Published Jun 14, 2024 3:19 PM by The Maritime Executive

 

The Greek-owned bulker Tutor has been abandoned with the Filipino crew evacuated two days after the vessel became the first confirmed casualty of a Houthi-launched remote-controlled boat. The Tutor becomes the third vessel abandoned after an attack inflicted serious damage and as a result, security experts have issued increased warnings and are advising reconsidering transits of the region.

The attack on the Tutor (82,357 dwt) took place on June 12 with the vessel which was built in 2022 being hit in what has been described as a sensitive area in the stern. The engine room of the vessel flooded leaving the ship unable to navigate and now without power. One crewmember, a Filipino is missing and presumed deceased, likely trapped in the engine room.

Earlier today, the Philippines reported that an evacuation was underway. The 21 remaining crewmembers, mostly Filipino, were reported heading for Djibouti. The Philippines is working with local authorities to arrange for the crew to be flown home.

The UK Maritime Trade Organizations is warning that the vessel is now drifting in the Red Sea. They informed shipping to be cautious as the ship is reported to be unlit while Reuters reports a salvage team is not expected to reach the vessel until Monday.

Ambrey today issued a public Threat Circular providing additional details and warnings based on its analysis of the incident. They highlight that the Houthi had used previous versions of the drone boats in the early phase of the Yemeni Civil War but since November 2023 had been concentrating on missiles and airborne drones. The Saudis reported attacks during the civil war on their vessels using the remote-controlled boats and U.S. Central Command has recently reported a few actions to stop these crafts.

The Threat Circular says the attacks are being staged using fishing boats which is consistent with the UKMTO’s description of the boat that hit the Tutor as being 5 to 7 meters (16 to 23 feet) in length. Ambrey highlights that they are typically fiberglass or wooden boats.

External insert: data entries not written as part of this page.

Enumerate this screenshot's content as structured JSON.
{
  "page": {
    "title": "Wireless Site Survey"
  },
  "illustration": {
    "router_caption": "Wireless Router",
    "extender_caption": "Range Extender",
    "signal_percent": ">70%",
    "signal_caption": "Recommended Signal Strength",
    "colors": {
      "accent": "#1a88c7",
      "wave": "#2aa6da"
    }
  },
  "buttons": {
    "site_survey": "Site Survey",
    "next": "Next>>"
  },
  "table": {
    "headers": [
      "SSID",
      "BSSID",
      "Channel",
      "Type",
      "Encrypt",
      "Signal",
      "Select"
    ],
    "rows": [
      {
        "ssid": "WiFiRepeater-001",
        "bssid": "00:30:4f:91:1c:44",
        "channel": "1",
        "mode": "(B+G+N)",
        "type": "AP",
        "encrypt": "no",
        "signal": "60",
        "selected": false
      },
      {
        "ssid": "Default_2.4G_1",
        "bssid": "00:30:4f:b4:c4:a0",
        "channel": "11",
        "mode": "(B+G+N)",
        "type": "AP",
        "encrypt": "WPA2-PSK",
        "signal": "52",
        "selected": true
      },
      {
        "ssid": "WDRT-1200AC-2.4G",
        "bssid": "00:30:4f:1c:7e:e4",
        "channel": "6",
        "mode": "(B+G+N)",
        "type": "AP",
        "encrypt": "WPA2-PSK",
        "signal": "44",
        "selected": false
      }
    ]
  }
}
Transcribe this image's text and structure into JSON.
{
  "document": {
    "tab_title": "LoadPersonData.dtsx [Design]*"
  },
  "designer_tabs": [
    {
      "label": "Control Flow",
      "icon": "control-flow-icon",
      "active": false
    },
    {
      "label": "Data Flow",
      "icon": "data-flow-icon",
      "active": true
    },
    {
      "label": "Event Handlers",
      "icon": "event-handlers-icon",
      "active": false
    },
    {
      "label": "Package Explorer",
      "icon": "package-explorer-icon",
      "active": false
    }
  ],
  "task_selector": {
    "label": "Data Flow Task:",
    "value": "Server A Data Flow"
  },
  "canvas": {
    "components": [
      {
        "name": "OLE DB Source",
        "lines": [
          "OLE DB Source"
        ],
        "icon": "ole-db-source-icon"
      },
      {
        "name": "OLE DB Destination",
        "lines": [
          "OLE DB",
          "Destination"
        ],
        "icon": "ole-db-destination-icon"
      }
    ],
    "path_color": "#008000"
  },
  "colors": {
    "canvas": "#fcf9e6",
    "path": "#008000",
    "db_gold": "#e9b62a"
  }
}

They are reporting that the Houthis are placing dummies on the boats in an attempt to disguise the threat. They also report that in past incidents a second skiff was in the area and believed to be controlling the radio-controlled vessel.

Ambrey reports that one of the attack boats washed up near the Bab al Mandeb Strait in January 2024. It was found they report to contain 25 kg of C4 explosives and 50 kg of TNT. It had three electronic switches using contact switches for the detonation. 

Based on this first successful attack against a merchant ship, Ambrey is advising vessels to review their threat level and that high-risk vessels are advised to re-consider their voyage and re-routing. They also recommend that crews should have a safe muster point well above the waterline and away from exterior walls. All deck movements should be stopped within the areas around Yemen and AIS transmissions and other signals should stop if suspicious activity is encountered.